| ABOUT THIS EXERCISE |
Which lines of the records below contain the string "Geoff"? Report each of them.

| DATASET RECORDS |

· · · · · · ·

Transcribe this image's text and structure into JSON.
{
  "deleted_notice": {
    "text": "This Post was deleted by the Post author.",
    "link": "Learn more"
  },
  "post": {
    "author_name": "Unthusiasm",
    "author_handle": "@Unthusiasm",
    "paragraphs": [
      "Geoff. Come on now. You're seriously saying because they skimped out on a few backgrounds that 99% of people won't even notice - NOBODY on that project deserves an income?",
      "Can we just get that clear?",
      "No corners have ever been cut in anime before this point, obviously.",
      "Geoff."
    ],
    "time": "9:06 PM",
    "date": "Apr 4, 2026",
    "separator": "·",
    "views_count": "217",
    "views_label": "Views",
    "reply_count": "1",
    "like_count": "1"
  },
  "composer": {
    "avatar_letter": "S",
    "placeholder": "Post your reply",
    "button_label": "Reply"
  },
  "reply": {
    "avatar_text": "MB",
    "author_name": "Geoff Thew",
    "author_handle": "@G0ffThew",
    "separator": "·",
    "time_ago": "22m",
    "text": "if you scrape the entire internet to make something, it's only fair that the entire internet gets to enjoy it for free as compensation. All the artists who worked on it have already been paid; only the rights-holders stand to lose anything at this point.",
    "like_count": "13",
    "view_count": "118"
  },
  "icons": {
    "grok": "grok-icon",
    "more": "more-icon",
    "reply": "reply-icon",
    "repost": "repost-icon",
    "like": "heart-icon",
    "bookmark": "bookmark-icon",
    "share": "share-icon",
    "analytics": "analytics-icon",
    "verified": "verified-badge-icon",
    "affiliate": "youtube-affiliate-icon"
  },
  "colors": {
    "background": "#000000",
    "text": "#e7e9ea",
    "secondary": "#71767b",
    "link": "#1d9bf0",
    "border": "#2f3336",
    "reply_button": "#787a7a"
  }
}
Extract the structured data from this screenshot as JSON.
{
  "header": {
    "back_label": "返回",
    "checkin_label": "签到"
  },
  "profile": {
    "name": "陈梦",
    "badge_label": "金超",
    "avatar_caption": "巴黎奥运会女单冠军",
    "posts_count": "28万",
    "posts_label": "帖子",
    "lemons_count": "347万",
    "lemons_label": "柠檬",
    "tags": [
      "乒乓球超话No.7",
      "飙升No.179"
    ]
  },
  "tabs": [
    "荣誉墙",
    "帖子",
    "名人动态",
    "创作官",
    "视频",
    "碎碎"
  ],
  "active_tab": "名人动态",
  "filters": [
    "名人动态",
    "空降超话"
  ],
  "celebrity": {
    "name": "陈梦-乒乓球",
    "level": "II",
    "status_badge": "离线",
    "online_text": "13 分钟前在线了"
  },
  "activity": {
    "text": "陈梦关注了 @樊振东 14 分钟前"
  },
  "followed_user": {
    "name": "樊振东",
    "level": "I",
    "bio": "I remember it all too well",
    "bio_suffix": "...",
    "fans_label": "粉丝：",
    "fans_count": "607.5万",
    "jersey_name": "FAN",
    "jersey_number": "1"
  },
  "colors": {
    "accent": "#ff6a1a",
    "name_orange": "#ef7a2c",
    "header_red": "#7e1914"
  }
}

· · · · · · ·

| SOLUTION FOR THIS TASK |
      "Geoff. Come on now. You're seriously saying because they skimped out on a few backgrounds that 99% of people won't even notice - NOBODY on that project deserves an income?",
      "Geoff."
    "author_name": "Geoff Thew",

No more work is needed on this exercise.